An Inflatable Room Will Soon Be Attached to the International Space Station
NASA is constantly finding new and creative ways to maximize space on their missions. Their latest innovation, as reported by Gizmodo, is a 5.5-foot long addition to the International Space Station that is capable of expanding to 12 feet in length.
When the SpaceX Dragon makes its next supply trip to the ISS in April, it will be carrying along the Bigelow Expandable Activity Module, or BEAM. After the room is attached to the station's rear port via its robotic arm, astronauts will be able to inflate it to over twice its size in approximately 45 minutes.

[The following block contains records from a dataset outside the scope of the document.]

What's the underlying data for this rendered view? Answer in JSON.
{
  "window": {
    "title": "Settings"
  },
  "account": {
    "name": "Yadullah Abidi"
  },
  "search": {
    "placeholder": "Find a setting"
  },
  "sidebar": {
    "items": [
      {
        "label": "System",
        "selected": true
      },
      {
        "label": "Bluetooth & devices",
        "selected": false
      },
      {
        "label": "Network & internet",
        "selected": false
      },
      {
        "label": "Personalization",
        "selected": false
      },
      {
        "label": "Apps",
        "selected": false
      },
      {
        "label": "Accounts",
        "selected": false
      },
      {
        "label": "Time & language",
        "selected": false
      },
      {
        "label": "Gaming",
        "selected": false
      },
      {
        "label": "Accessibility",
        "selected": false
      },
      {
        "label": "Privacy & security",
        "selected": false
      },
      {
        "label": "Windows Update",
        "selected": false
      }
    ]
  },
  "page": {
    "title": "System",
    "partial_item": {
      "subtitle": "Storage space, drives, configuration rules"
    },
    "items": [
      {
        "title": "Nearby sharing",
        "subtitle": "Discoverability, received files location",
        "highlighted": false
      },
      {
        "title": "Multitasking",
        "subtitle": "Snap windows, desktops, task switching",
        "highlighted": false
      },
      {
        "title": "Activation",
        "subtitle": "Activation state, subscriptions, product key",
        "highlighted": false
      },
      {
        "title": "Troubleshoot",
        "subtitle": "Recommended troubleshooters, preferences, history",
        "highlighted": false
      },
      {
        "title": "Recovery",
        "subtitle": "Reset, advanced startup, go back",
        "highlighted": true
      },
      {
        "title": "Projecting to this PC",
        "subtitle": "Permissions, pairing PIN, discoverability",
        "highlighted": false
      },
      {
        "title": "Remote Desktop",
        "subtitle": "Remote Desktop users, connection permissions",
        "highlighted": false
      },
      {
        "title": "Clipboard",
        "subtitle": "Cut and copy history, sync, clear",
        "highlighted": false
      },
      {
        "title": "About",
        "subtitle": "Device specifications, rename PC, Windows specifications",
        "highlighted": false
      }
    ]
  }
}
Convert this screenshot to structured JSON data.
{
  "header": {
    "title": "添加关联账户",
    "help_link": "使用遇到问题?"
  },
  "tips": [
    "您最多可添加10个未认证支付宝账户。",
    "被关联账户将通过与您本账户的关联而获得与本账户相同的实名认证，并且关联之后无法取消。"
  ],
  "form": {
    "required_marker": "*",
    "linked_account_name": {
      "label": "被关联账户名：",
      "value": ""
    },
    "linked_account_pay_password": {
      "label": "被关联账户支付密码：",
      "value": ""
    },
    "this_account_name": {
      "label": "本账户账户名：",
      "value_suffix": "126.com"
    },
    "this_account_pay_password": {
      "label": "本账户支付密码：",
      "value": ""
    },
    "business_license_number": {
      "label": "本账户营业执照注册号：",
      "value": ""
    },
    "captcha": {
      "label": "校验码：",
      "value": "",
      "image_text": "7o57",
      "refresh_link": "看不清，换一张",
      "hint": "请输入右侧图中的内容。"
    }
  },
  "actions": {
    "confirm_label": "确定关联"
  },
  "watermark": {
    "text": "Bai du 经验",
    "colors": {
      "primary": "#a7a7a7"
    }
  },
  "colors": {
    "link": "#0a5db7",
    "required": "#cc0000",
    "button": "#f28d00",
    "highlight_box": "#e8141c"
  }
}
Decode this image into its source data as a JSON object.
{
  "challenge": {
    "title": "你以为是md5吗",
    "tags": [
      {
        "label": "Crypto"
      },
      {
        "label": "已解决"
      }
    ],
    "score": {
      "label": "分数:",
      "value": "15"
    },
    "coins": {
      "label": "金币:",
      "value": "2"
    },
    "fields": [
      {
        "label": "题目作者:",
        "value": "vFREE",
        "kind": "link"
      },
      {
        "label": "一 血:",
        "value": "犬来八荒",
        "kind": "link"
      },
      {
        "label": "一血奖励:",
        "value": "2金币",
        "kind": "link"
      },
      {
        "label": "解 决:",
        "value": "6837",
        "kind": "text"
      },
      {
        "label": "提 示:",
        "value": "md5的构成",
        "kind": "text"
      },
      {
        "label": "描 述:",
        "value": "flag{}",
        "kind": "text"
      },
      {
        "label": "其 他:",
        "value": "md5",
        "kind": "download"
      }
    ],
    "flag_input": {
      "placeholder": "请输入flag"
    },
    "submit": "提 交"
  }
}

The fully expanded BEAM will provide an additional 565 cubic feet of volume to the ISS crew. But it won't be used as a space for lounging: Astronauts are scheduled to make only four brief trips to the module, during which they'll test it for temperature, radiation protection, and overall performance. After its two-year lifespan is up, it'll be detached from the station and released into space. You can watch an animation of the module being installed in the video above.
While this type of technology is still new, it could have future applications in building expandable habitats on the Moon or even Mars. Another way to save cabin space on missions into deep space would be to bring 3D printers on board and print parts from materials harvested during the mission. This reality may not be too far off: Just last week, NASA delivered a high-tech 3D printer to the ISS that astronauts can use to make aerospace grade goods on site.
Header/banner images courtesy of NASA via YouTube.